Supporting families during lockdown: Aayushi’s story

Lockdown has been a difficult time for most of us with normality thrown out the window, but for Shambhavi and her family the situation became even more difficult when their daughter, Aayushi, became ill in March just at the time when many services were being put on hold.


Approaching her eighteenth birthday, Aayushi became very ill with concerns she might not reach her birthday. She has a severe global neuro-disability.

Shambhavi says, ‘At the beginning of lockdown when Aayushi was very poorly and we were quarantined I was concerned that nobody would be coming into our home and that we would not have the support we needed. It felt like there were a lot of things going on and we were feeling overwhelmed with all the different discussions about her deteriorating condition.’

‘However, it was quickly recognised that we were looking after a very ill child with complex needs and the Children’s Hospice at Home nurses coordinated with the community nurses and other teams to put together a support plan. The nurses were on-hand in the evenings and weekends which was a big relief for me as I did not want Aayushi going to the hospital or to see an out-of-hours GP as they don’t know her well enough.’

One of the big benefits of the Children’s Hospice at Home service is that the specialist nurses in the team can use their knowledge and understanding of the child’s condition to support the family and offer care plans that reflect the parents’ wishes.

‘Having the nurses at this time, when Aayushi was at her most vulnerable, gave us great peace of mind.’

For example, Shambhavi says, ‘Having the nurses at this time, when Aayushi was at her most vulnerable, gave us great peace of mind. On one occasion, Aayushi was behaving strangely and we couldn’t work out if it was the side effects of some medication she’d been given and the GP was advising we go to the hospital. However after speaking to Leanne, Clinical Nurse Specialist, she reassured me that it was OK and not a side effect of the medication which saved us from a hospital visit potentially spending hours there and exposing Aayushi to Covid-19.’

Shambhavi continues, ‘It was a really, really, really brilliant experience and I was so happy that Aayushi had the Rennie Grove nurses looking after her. They even had conversations on our behalf so that I didn’t need to manage the handovers between different teams, as I was finding it so overwhelming at the time.’


Providing help remotely

Although the nursing team couldn’t enter the home, Shambhavi found the service provided on the phone reassuring. She says, ‘They were available on the phone all of the time, which was especially helpful out-of-hours, and they offered advice on Aayushi’s symptoms or if I wasn’t sure about what medication to give her to manage her pain. They would listen and make suggestions and then discuss with the GP to make it happen.’

Reflecting on the family’s experience during lockdown, Shambhavi recognises that the situation was difficult, but the experience of the nursing team’s support and having valued family time has helped.

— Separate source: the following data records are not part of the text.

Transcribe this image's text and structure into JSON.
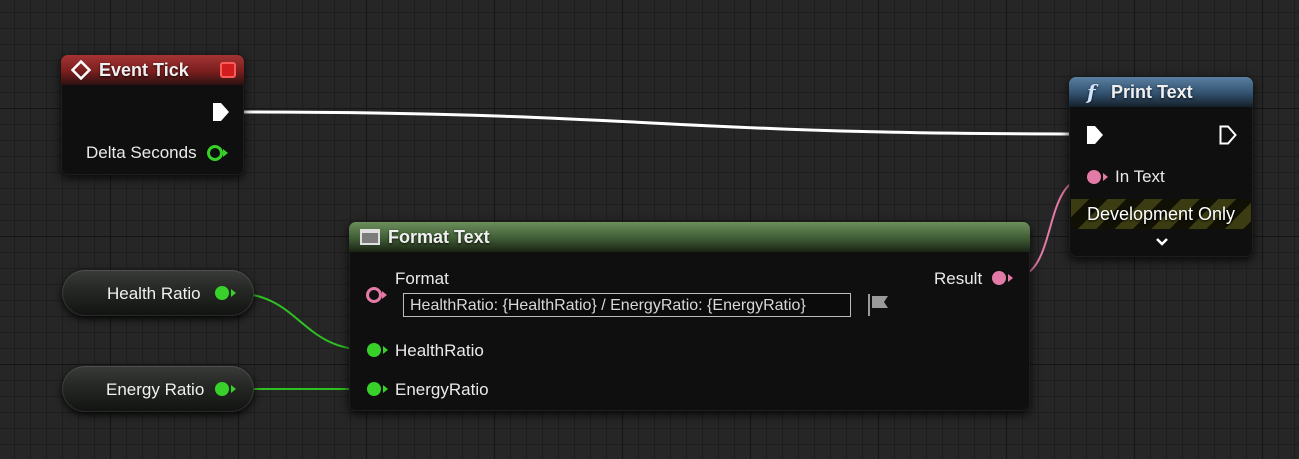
{
  "event_tick": {
    "title": "Event Tick",
    "delta_label": "Delta Seconds"
  },
  "print_text": {
    "title": "Print Text",
    "in_text_label": "In Text",
    "dev_only_label": "Development Only"
  },
  "format_text": {
    "title": "Format Text",
    "format_label": "Format",
    "format_value": "HealthRatio: {HealthRatio} / EnergyRatio: {EnergyRatio}",
    "result_label": "Result",
    "health_pin_label": "HealthRatio",
    "energy_pin_label": "EnergyRatio"
  },
  "variables": {
    "health_label": "Health Ratio",
    "energy_label": "Energy Ratio"
  },
  "colors": {
    "exec_wire": "#ffffff",
    "float_pin": "#38d12a",
    "text_pin": "#e47aa6",
    "event_header": "#8b2626",
    "function_header": "#41627f",
    "pure_header": "#4c6e40",
    "grid_background": "#262626"
  },
  "icons": {
    "event": "diamond-event-icon",
    "function": "function-f-icon",
    "format_text": "format-text-icon",
    "localization": "flag-icon",
    "expand": "chevron-down-icon"
  }
}
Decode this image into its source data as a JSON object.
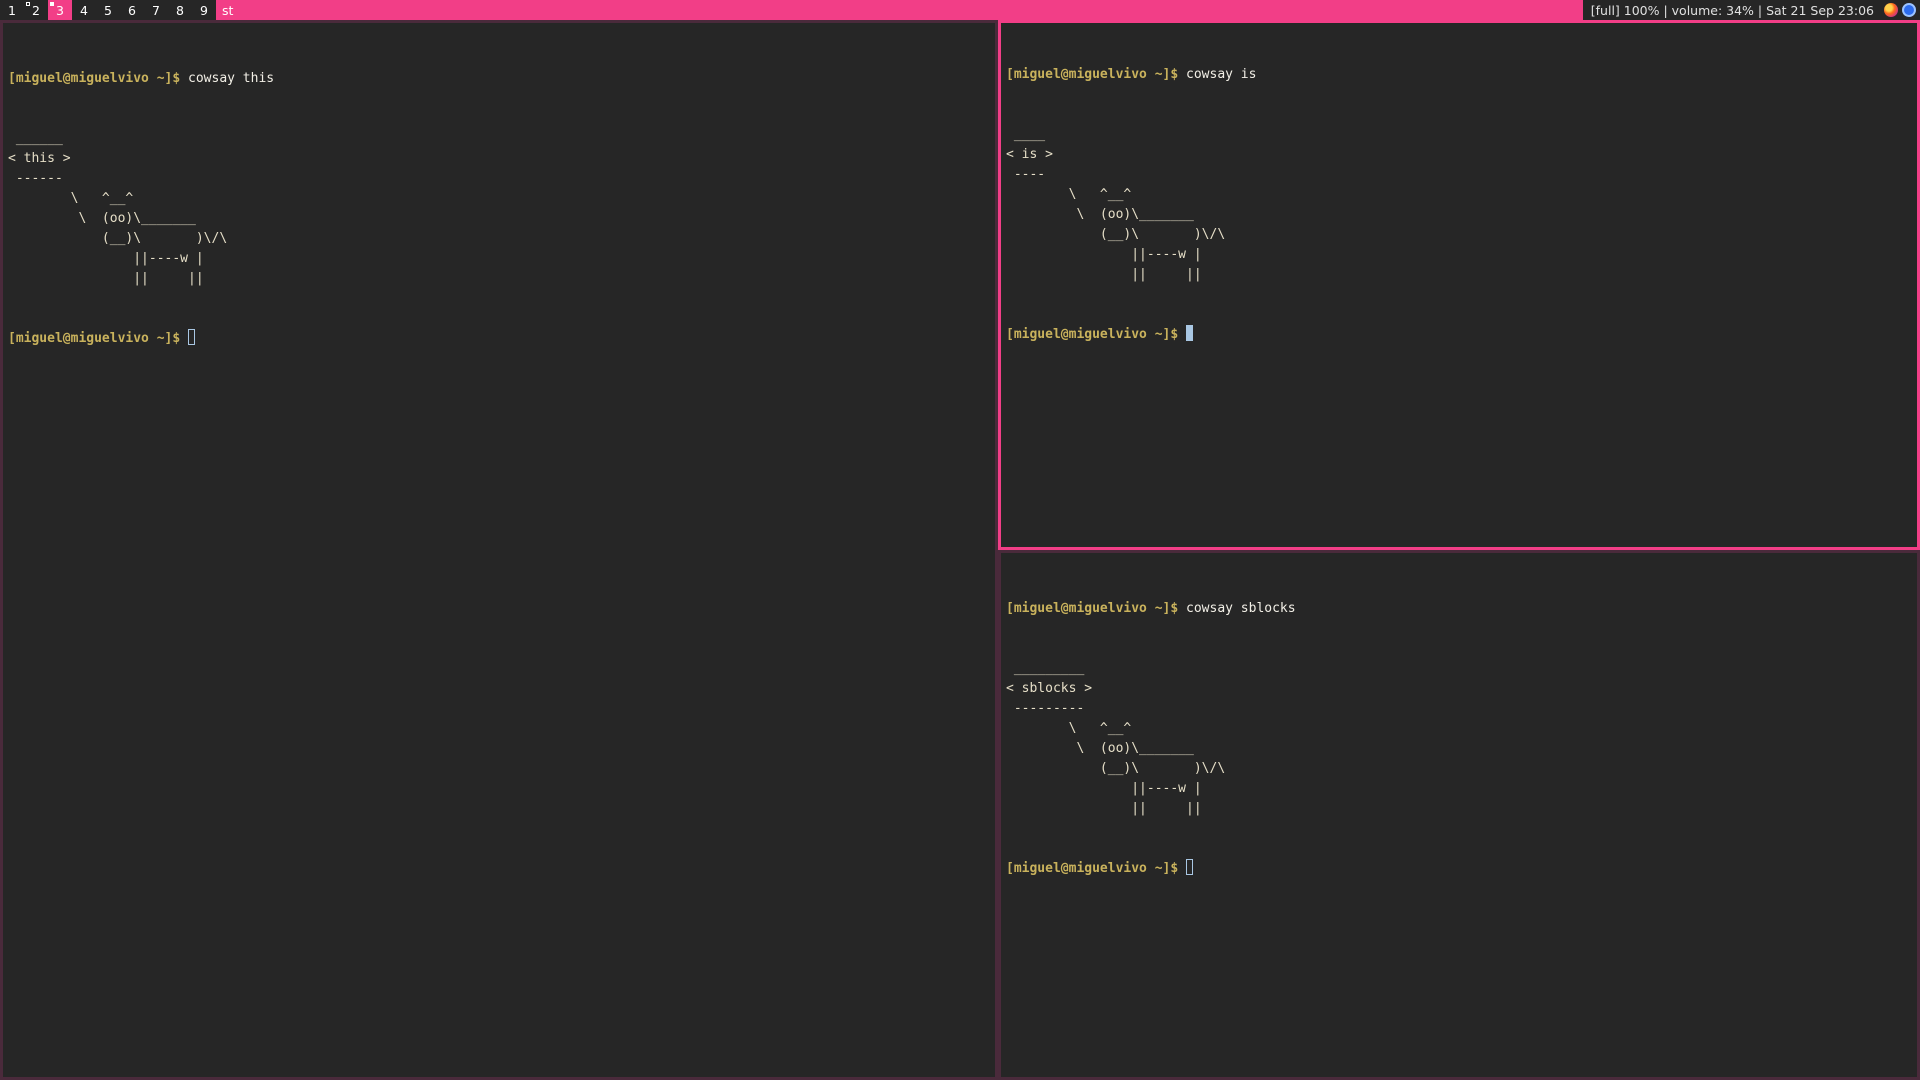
{
  "bar": {
    "tags": [
      {
        "label": "1",
        "occupied": false,
        "active": false
      },
      {
        "label": "2",
        "occupied": true,
        "active": false
      },
      {
        "label": "3",
        "occupied": true,
        "active": true
      },
      {
        "label": "4",
        "occupied": false,
        "active": false
      },
      {
        "label": "5",
        "occupied": false,
        "active": false
      },
      {
        "label": "6",
        "occupied": false,
        "active": false
      },
      {
        "label": "7",
        "occupied": false,
        "active": false
      },
      {
        "label": "8",
        "occupied": false,
        "active": false
      },
      {
        "label": "9",
        "occupied": false,
        "active": false
      }
    ],
    "window_title": "st",
    "status_text": "[full] 100% | volume: 34% | Sat 21 Sep 23:06",
    "tray_icons": [
      "firefox-icon",
      "signal-icon"
    ],
    "colors": {
      "accent": "#f23e87",
      "background": "#262626",
      "prompt": "#c9b25c"
    }
  },
  "windows": {
    "left": {
      "prompt": "[miguel@miguelvivo ~]$",
      "command": "cowsay this",
      "output": [
        " ______",
        "< this >",
        " ------",
        "        \\   ^__^",
        "         \\  (oo)\\_______",
        "            (__)\\       )\\/\\",
        "                ||----w |",
        "                ||     ||"
      ],
      "prompt2": "[miguel@miguelvivo ~]$"
    },
    "top_right": {
      "prompt": "[miguel@miguelvivo ~]$",
      "command": "cowsay is",
      "output": [
        " ____",
        "< is >",
        " ----",
        "        \\   ^__^",
        "         \\  (oo)\\_______",
        "            (__)\\       )\\/\\",
        "                ||----w |",
        "                ||     ||"
      ],
      "prompt2": "[miguel@miguelvivo ~]$"
    },
    "bottom_right": {
      "prompt": "[miguel@miguelvivo ~]$",
      "command": "cowsay sblocks",
      "output": [
        " _________",
        "< sblocks >",
        " ---------",
        "        \\   ^__^",
        "         \\  (oo)\\_______",
        "            (__)\\       )\\/\\",
        "                ||----w |",
        "                ||     ||"
      ],
      "prompt2": "[miguel@miguelvivo ~]$"
    }
  }
}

Shambhavi comments, ‘It feels like we’ve experienced both sides of the coin as when my daughter was really poorly and we really didn’t think she would make her birthday, being in lockdown made the situation much worse. But the high level of support was not something I was expecting at all and it was really great to see the nurses coming together with the consultant and GP to make a plan for how we can look after Aayushi at home.’

She adds, ‘We’ve really enjoyed our time as a family and, although we’ve been really busy during this period looking after both of our children, we haven’t had the normal pressures of rushing to different appointments and could just focus on looking after the children which has been good for all of us.’


‘The nursing team has been my lifeline during lockdown’

A few months ago, Shambhavi and her family were not sure how they would manage during lockdown or what level of support they’d get from different organisations involved in Aayushi’s care but now recognise fully how much the Children’s Hospice at Home nursing team helped them through this difficult time. Shambhavi concluded, ‘the nursing team has been my lifeline during lockdown. All the normal services are not available 24 hours, whereas their nurses are always on hand to help. It’s been an amazing experience.’


The Pepper Foundation works together with Rennie Grove Hospice Care to ensure that the families of children like Aayushi have the support they need. Without the help of people like you, this service may not exist in Herts and Bucks. You can support the work done by the Pepper Foundation and Rennie Grove Hospice Care by sponsoring an hour of nursing care for £28.50 or making a regular monthly contribution.